▶ **TASK BRIEF**
Write back each entry precisely as it is given.
= = = = =
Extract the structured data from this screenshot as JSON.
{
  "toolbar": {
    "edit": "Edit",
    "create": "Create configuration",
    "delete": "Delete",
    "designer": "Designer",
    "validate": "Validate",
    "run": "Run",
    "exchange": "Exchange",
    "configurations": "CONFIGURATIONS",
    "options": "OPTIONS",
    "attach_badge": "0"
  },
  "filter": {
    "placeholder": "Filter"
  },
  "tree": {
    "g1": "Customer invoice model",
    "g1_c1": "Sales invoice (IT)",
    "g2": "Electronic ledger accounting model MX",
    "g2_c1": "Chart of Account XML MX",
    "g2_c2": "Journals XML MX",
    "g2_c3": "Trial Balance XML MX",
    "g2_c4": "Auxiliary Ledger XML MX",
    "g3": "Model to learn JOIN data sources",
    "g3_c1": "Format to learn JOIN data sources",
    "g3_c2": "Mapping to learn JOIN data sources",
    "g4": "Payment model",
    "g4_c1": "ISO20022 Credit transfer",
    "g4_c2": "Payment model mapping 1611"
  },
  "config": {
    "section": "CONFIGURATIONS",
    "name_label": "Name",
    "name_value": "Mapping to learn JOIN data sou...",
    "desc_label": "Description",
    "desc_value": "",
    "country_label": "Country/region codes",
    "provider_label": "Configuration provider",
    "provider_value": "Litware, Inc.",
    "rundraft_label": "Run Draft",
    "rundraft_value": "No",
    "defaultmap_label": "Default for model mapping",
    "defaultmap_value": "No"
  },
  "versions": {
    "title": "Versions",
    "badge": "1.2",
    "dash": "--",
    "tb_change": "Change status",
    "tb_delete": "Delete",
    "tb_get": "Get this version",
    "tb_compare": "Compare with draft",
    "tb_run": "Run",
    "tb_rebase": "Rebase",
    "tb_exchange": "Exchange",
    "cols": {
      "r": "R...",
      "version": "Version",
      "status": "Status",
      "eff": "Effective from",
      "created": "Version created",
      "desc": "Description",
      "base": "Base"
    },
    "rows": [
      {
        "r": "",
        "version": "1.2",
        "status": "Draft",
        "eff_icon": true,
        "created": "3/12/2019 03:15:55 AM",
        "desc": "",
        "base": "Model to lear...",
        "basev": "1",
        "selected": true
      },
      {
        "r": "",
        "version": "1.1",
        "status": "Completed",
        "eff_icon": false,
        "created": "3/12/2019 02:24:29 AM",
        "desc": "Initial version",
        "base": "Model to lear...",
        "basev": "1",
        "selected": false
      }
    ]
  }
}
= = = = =
▶ **SOLVED PROBLEM**
Extract the structured data from this screenshot as JSON.
{
  "toolbar": {
    "edit": "Edit",
    "create": "Create configuration",
    "delete": "Delete",
    "designer": "Designer",
    "validate": "Validate",
    "run": "Run",
    "exchange": "Exchange",
    "configurations": "CONFIGURATIONS",
    "options": "OPTIONS",
    "attach_badge": "0"
  },
  "filter": {
    "placeholder": "Filter"
  },
  "tree": {
    "g1": "Customer invoice model",
    "g1_c1": "Sales invoice (IT)",
    "g2": "Electronic ledger accounting model MX",
    "g2_c1": "Chart of Account XML MX",
    "g2_c2": "Journals XML MX",
    "g2_c3": "Trial Balance XML MX",
    "g2_c4": "Auxiliary Ledger XML MX",
    "g3": "Model to learn JOIN data sources",
    "g3_c1": "Format to learn JOIN data sources",
    "g3_c2": "Mapping to learn JOIN data sources",
    "g4": "Payment model",
    "g4_c1": "ISO20022 Credit transfer",
    "g4_c2": "Payment model mapping 1611"
  },
  "config": {
    "section": "CONFIGURATIONS",
    "name_label": "Name",
    "name_value": "Mapping to learn JOIN data sou...",
    "desc_label": "Description",
    "desc_value": "",
    "country_label": "Country/region codes",
    "provider_label": "Configuration provider",
    "provider_value": "Litware, Inc.",
    "rundraft_label": "Run Draft",
    "rundraft_value": "No",
    "defaultmap_label": "Default for model mapping",
    "defaultmap_value": "No"
  },
  "versions": {
    "title": "Versions",
    "badge": "1.2",
    "dash": "--",
    "tb_change": "Change status",
    "tb_delete": "Delete",
    "tb_get": "Get this version",
    "tb_compare": "Compare with draft",
    "tb_run": "Run",
    "tb_rebase": "Rebase",
    "tb_exchange": "Exchange",
    "cols": {
      "r": "R...",
      "version": "Version",
      "status": "Status",
      "eff": "Effective from",
      "created": "Version created",
      "desc": "Description",
      "base": "Base"
    },
    "rows": [
      {
        "r": "",
        "version": "1.2",
        "status": "Draft",
        "eff_icon": true,
        "created": "3/12/2019 03:15:55 AM",
        "desc": "",
        "base": "Model to lear...",
        "basev": "1",
        "selected": true
      },
      {
        "r": "",
        "version": "1.1",
        "status": "Completed",
        "eff_icon": false,
        "created": "3/12/2019 02:24:29 AM",
        "desc": "Initial version",
        "base": "Model to lear...",
        "basev": "1",
        "selected": false
      }
    ]
  }
}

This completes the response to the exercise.